When indoor dining was possible, we extended Boulud Sur Mer to the restaurant. We had wonderful sponsors like Hèrmes who gave us wallpaper and fabrics to reinvent the interiors. Stephanie, who also designed it, graciously helped me raise money and get sponsors to be able to make those changes.
How do you feel about QR-code based menus?
DB: I prefer a paper menu. How can you look for wine with a QR code? It would entail scrolling through pages and pages on your phone. It would be much easier to have a wine list printed on paper and interact with a sommelier. And of course, keeping our smartphones away while we’re dining is always better. I’m all for paper and face-to-face conversation.
Did working on so many projects help you deal with the pandemic?
DB: Yes, absolutely. I don’t think I would have done well if I had to stay home and do nothing.
What comfort food do you turn to?
DB: A good soup. There was soup at the table every night when I was a kid. That taught me that you can put so much flavor, nutrition, and pleasure in it. A soup can be extremely simple and still be very nourishing. You can make a beautiful soup with just leeks and potatoes, for example.
How do you see fine dining evolving?
DB: There’s nothing more uplifting than the memory of a very good meal. People are constantly saying that fine dining will go away but I think it will stay forever. It may just be a different form—maybe with less pretension, less pomp and circumstance. But there’s still something irreplaceable about the refinement of a meal, the attention to service, and attention to detail. Creating good memories around a table with good food and wine is what people are craving. I think those moments are very emotional and very powerful.

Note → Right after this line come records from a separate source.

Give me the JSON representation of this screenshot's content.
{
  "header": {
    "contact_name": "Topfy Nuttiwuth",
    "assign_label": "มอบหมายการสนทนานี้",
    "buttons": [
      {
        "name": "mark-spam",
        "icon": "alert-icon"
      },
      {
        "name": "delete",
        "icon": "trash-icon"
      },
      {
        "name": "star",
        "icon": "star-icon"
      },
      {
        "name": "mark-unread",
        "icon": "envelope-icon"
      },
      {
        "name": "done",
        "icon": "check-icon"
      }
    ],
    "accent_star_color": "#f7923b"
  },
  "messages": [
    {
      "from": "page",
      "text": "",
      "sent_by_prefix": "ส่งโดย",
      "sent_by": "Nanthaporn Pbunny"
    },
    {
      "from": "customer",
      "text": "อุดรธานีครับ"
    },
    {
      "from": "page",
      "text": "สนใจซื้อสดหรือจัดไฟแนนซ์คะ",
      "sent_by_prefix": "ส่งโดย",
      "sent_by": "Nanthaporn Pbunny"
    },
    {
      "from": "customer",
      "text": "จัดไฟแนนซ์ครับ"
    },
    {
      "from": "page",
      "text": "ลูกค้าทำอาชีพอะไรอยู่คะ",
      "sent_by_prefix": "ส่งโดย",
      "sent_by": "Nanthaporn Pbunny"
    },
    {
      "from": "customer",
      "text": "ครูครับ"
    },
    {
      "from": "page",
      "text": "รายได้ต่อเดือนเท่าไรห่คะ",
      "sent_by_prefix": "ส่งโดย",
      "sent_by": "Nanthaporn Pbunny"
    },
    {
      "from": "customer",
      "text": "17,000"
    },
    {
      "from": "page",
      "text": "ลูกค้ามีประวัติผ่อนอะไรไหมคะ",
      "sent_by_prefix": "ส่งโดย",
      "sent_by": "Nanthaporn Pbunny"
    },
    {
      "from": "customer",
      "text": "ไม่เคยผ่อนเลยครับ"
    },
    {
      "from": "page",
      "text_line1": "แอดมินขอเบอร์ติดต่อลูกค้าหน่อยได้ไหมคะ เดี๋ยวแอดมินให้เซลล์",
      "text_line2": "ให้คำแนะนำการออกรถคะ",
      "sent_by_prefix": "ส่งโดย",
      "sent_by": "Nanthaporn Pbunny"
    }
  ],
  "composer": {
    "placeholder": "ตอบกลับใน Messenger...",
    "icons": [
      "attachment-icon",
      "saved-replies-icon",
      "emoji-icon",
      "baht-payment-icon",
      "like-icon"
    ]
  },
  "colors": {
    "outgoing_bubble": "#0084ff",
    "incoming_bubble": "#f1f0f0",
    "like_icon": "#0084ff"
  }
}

This long period of privation culminates to a genuine pleasure of getting together.